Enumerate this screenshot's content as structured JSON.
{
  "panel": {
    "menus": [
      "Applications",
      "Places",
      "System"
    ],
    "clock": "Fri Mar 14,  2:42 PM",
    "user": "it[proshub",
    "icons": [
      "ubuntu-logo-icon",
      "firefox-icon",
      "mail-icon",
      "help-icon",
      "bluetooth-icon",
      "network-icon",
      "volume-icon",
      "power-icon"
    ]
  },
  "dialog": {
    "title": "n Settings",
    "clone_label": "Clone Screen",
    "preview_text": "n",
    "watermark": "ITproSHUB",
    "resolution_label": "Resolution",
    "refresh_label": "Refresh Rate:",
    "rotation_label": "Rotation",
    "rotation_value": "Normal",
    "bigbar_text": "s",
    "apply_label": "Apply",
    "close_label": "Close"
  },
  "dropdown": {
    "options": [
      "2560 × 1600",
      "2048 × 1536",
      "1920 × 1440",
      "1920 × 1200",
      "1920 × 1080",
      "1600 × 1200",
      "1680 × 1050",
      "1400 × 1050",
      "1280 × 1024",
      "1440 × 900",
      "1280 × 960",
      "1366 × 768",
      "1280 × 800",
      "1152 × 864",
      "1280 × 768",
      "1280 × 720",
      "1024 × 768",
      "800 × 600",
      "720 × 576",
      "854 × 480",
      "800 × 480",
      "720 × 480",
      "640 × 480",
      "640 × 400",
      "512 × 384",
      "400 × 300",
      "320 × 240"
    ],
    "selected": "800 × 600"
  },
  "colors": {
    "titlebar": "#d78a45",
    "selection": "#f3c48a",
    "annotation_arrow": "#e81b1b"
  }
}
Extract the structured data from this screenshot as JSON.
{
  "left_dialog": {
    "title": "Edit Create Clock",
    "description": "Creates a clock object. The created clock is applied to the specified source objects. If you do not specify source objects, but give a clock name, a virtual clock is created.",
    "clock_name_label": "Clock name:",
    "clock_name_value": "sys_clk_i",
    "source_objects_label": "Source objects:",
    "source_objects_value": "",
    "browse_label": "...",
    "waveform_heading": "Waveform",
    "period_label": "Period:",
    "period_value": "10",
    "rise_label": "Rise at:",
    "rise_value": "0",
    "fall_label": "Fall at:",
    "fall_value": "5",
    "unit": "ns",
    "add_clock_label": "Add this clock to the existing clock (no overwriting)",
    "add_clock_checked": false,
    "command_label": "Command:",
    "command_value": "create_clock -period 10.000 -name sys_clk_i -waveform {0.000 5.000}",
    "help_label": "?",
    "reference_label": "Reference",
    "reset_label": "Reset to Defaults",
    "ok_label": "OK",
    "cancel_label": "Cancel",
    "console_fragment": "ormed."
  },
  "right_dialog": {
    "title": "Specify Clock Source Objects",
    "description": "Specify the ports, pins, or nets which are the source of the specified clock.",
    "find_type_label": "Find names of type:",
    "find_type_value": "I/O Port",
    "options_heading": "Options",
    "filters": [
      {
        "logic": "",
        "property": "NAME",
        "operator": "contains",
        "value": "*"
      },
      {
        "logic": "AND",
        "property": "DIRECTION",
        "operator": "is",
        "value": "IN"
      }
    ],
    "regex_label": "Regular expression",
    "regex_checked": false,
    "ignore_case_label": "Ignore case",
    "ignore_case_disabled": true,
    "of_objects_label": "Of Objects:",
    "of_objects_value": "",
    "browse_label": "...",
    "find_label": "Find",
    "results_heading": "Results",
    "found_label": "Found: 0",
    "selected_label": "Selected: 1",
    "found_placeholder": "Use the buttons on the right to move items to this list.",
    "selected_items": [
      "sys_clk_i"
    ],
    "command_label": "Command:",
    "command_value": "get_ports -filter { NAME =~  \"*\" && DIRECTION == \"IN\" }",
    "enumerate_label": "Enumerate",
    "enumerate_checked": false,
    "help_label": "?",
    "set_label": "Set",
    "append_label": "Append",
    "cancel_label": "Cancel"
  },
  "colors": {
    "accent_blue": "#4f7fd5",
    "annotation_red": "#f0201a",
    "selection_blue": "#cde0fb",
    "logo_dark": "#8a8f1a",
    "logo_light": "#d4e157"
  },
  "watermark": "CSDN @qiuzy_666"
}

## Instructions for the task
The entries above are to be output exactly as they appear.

## Output below
Enumerate this screenshot's content as structured JSON.
{
  "panel": {
    "menus": [
      "Applications",
      "Places",
      "System"
    ],
    "clock": "Fri Mar 14,  2:42 PM",
    "user": "it[proshub",
    "icons": [
      "ubuntu-logo-icon",
      "firefox-icon",
      "mail-icon",
      "help-icon",
      "bluetooth-icon",
      "network-icon",
      "volume-icon",
      "power-icon"
    ]
  },
  "dialog": {
    "title": "n Settings",
    "clone_label": "Clone Screen",
    "preview_text": "n",
    "watermark": "ITproSHUB",
    "resolution_label": "Resolution",
    "refresh_label": "Refresh Rate:",
    "rotation_label": "Rotation",
    "rotation_value": "Normal",
    "bigbar_text": "s",
    "apply_label": "Apply",
    "close_label": "Close"
  },
  "dropdown": {
    "options": [
      "2560 × 1600",
      "2048 × 1536",
      "1920 × 1440",
      "1920 × 1200",
      "1920 × 1080",
      "1600 × 1200",
      "1680 × 1050",
      "1400 × 1050",
      "1280 × 1024",
      "1440 × 900",
      "1280 × 960",
      "1366 × 768",
      "1280 × 800",
      "1152 × 864",
      "1280 × 768",
      "1280 × 720",
      "1024 × 768",
      "800 × 600",
      "720 × 576",
      "854 × 480",
      "800 × 480",
      "720 × 480",
      "640 × 480",
      "640 × 400",
      "512 × 384",
      "400 × 300",
      "320 × 240"
    ],
    "selected": "800 × 600"
  },
  "colors": {
    "titlebar": "#d78a45",
    "selection": "#f3c48a",
    "annotation_arrow": "#e81b1b"
  }
}
Extract the structured data from this screenshot as JSON.
{
  "left_dialog": {
    "title": "Edit Create Clock",
    "description": "Creates a clock object. The created clock is applied to the specified source objects. If you do not specify source objects, but give a clock name, a virtual clock is created.",
    "clock_name_label": "Clock name:",
    "clock_name_value": "sys_clk_i",
    "source_objects_label": "Source objects:",
    "source_objects_value": "",
    "browse_label": "...",
    "waveform_heading": "Waveform",
    "period_label": "Period:",
    "period_value": "10",
    "rise_label": "Rise at:",
    "rise_value": "0",
    "fall_label": "Fall at:",
    "fall_value": "5",
    "unit": "ns",
    "add_clock_label": "Add this clock to the existing clock (no overwriting)",
    "add_clock_checked": false,
    "command_label": "Command:",
    "command_value": "create_clock -period 10.000 -name sys_clk_i -waveform {0.000 5.000}",
    "help_label": "?",
    "reference_label": "Reference",
    "reset_label": "Reset to Defaults",
    "ok_label": "OK",
    "cancel_label": "Cancel",
    "console_fragment": "ormed."
  },
  "right_dialog": {
    "title": "Specify Clock Source Objects",
    "description": "Specify the ports, pins, or nets which are the source of the specified clock.",
    "find_type_label": "Find names of type:",
    "find_type_value": "I/O Port",
    "options_heading": "Options",
    "filters": [
      {
        "logic": "",
        "property": "NAME",
        "operator": "contains",
        "value": "*"
      },
      {
        "logic": "AND",
        "property": "DIRECTION",
        "operator": "is",
        "value": "IN"
      }
    ],
    "regex_label": "Regular expression",
    "regex_checked": false,
    "ignore_case_label": "Ignore case",
    "ignore_case_disabled": true,
    "of_objects_label": "Of Objects:",
    "of_objects_value": "",
    "browse_label": "...",
    "find_label": "Find",
    "results_heading": "Results",
    "found_label": "Found: 0",
    "selected_label": "Selected: 1",
    "found_placeholder": "Use the buttons on the right to move items to this list.",
    "selected_items": [
      "sys_clk_i"
    ],
    "command_label": "Command:",
    "command_value": "get_ports -filter { NAME =~  \"*\" && DIRECTION == \"IN\" }",
    "enumerate_label": "Enumerate",
    "enumerate_checked": false,
    "help_label": "?",
    "set_label": "Set",
    "append_label": "Append",
    "cancel_label": "Cancel"
  },
  "colors": {
    "accent_blue": "#4f7fd5",
    "annotation_red": "#f0201a",
    "selection_blue": "#cde0fb",
    "logo_dark": "#8a8f1a",
    "logo_light": "#d4e157"
  },
  "watermark": "CSDN @qiuzy_666"
}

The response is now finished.